Henry Seymour, “The Two Anarchisms” (1894)

Anarchists are divided into MUTUALISTS, who hope to bring about their economic results by Banks of Exchange and a free currency; and COMMUNISTS, whose motto is: “From every man according to his capacity, to every man according to his needs.”

Hazell’s Annual Encyclopaedia, 1886

There are two Anarchisms. That is to say, there are two schools of Anarchism.

One is communistic, the other mutualistic.

One is emotional, the other is philosophic. One is utopian, the other practical.

One is dogmatic, the other rational.

One is destructive, the other constructive. One is revolutionary, the other evolutionary.

One relies on the logic of force, the other on the force of logic.

One believes the State to be the cause of the economic status of the people. The other that the economic status of the people is the result of their economic ignorance.

Both agree that the State engenders evils of its own, and that the present administration of justice is a sham.

One would destroy the State at once, the other believes that other evils of equal magnitude would result from such a proceeding.

One regards Anarchism as a condition capable of immediate realization, the other regards it as an ideal towards which humanity is unconsciously tending, but which can only be permanently attained through a succession of economic and moral developments in harmony with it and operating along the lines of least resistance.

One seeks to replace State authority by the direct control of the “community,” the other objects equally to State authority and mob rule. Both have one object – the greatest possible liberty and independence.

One would permit everybody to work when, where, and how they pleased, and consume all they required from a common stock; the other objects to the exploitation of industrious labor through idleness, and of talent through incompetence.

One believes that everybody would cheerfully labor under communistic conditions, the other has no faith in shirking being got rid of by conditions which render it easier.

Both believe in Equality.

One believes in an equality of Comforts, the other believes in an equality of Rights, which guarantees to each the opportunity to be equally comfortable.

One regards Property as the fundamental cause of poverty and artificial inequality, the other insists that it is Monopoly which is the cause thereof.

One would abolish Property, the other would make Property possible.

One desires to expropriate everybody, the other desires to make the producers the proprietors.

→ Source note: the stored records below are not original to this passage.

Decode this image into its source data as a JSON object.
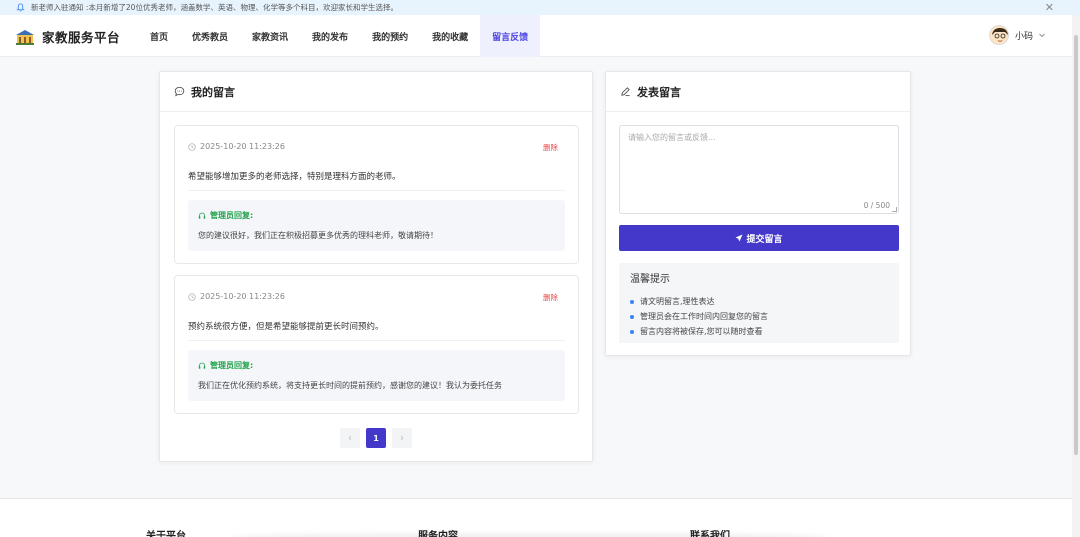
{
  "notice": {
    "text": "新老师入驻通知 :本月新增了20位优秀老师，涵盖数学、英语、物理、化学等多个科目，欢迎家长和学生选择。"
  },
  "nav": {
    "brand": "家教服务平台",
    "items": [
      {
        "label": "首页"
      },
      {
        "label": "优秀教员"
      },
      {
        "label": "家教资讯"
      },
      {
        "label": "我的发布"
      },
      {
        "label": "我的预约"
      },
      {
        "label": "我的收藏"
      },
      {
        "label": "留言反馈",
        "active": true
      }
    ],
    "user_name": "小码"
  },
  "messages_panel": {
    "title": "我的留言",
    "messages": [
      {
        "time": "2025-10-20 11:23:26",
        "delete_label": "删除",
        "content": "希望能够增加更多的老师选择，特别是理科方面的老师。",
        "reply_label": "管理员回复:",
        "reply": "您的建议很好，我们正在积极招募更多优秀的理科老师，敬请期待！"
      },
      {
        "time": "2025-10-20 11:23:26",
        "delete_label": "删除",
        "content": "预约系统很方便，但是希望能够提前更长时间预约。",
        "reply_label": "管理员回复:",
        "reply": "我们正在优化预约系统，将支持更长时间的提前预约，感谢您的建议！我认为委托任务"
      }
    ],
    "pagination": {
      "prev": "‹",
      "current": "1",
      "next": "›"
    }
  },
  "post_panel": {
    "title": "发表留言",
    "placeholder": "请输入您的留言或反馈...",
    "counter": "0 / 500",
    "submit_label": "提交留言",
    "tips_title": "温馨提示",
    "tips": [
      "请文明留言,理性表达",
      "管理员会在工作时间内回复您的留言",
      "留言内容将被保存,您可以随时查看"
    ]
  },
  "footer": {
    "col1": "关于平台",
    "col2": "服务内容",
    "col3": "联系我们"
  },
  "colors": {
    "primary": "#4338ca",
    "danger": "#ef4444",
    "reply_green": "#22a34a"
  }
}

One says: “The product to the community, and to each according to his needs.” The other says: “The product to the producer and to each according to his deeds.”

One regards Competition as an evil, the other regards it as the mainspring of progress.

One believes that the abolition of Competition would make social improvement possible, the other that it would produce social stagnation.

The first would suppress economic laws, the other would give them free play by removing the legislative restrictions which derange their true development and consequently produce such abnormal manifestations.

One says that Competition keeps down wages to the cost of the laborer’s subsistence, the other says that wages are kept down to this level through the monopoly by the privileged class of the right to represent wealth by money.

One denies the possibility of accurately measuring the value of each producer’s contribution to production, the other affirms the simplicity of doing so by the adoption of a true measure and representative instrument of exchange.

One declares money to be the source of all evil, the other declares evil to have manifold sources. One attributes the existence of gluts and poverty to the money system per se, the other attributes it to a privileged money system.

One would abolish money altogether, the other would introduce a free currency based on all VALUES, instead of giving Specie an arbitrary, seignorial prerogative over other commodities equally valuable.

One thinks that this system would eventually become as bad as its predecessor, the other knows it would immediately abolish interest, and tend to continuously lower, and finally e1iminate rent.

One would declare civil war and confiscate existing wealth as well as the means of production, the other would peaceably set in motion Banks of Exchange through which credit could be organized and mutual exchange effected, enabling everybody to start work at once, and gradually, but surely, removing the impediments on future production without confiscating anything.

One would make the family the basis of the social structure, the other would make Equity the basis.

Both believe in free-love.

One favors irresponsible promiscuity in the sexual relation (inasmuch as the community is responsible for the rearing of offspring), the other favors free contract, giving both parties equal liberties and enforcing mutual responsibilities.

One would therefore destroy marriage and the family; the other would consolidate them.

One would get rid of the burden of taxation by having no government at all, the other by means of a free government (the functions of which would be limited to a mere preservation of equal rights) supported exclusively by the criminals on whose account it were requisite.

One believes that the abolition of the State and the consequent free access to the means of living would immediately reduce crime to a minimum, the other believes that a large number of offences would be touched by this means, but that it is through stirpiculture alone that crime may be completely eradicated, and with it the necessity of the State.

I have said that there are two schools of Anarchism; I beg leave to add that there is only one logical and consistent school, which will ultimately prevail.

Comments Off on Henry Seymour, “The Two Anarchisms” (1894)

Filed under 1894, anthology texts, Henry Seymour, The Era of Anarchism

Comments are closed.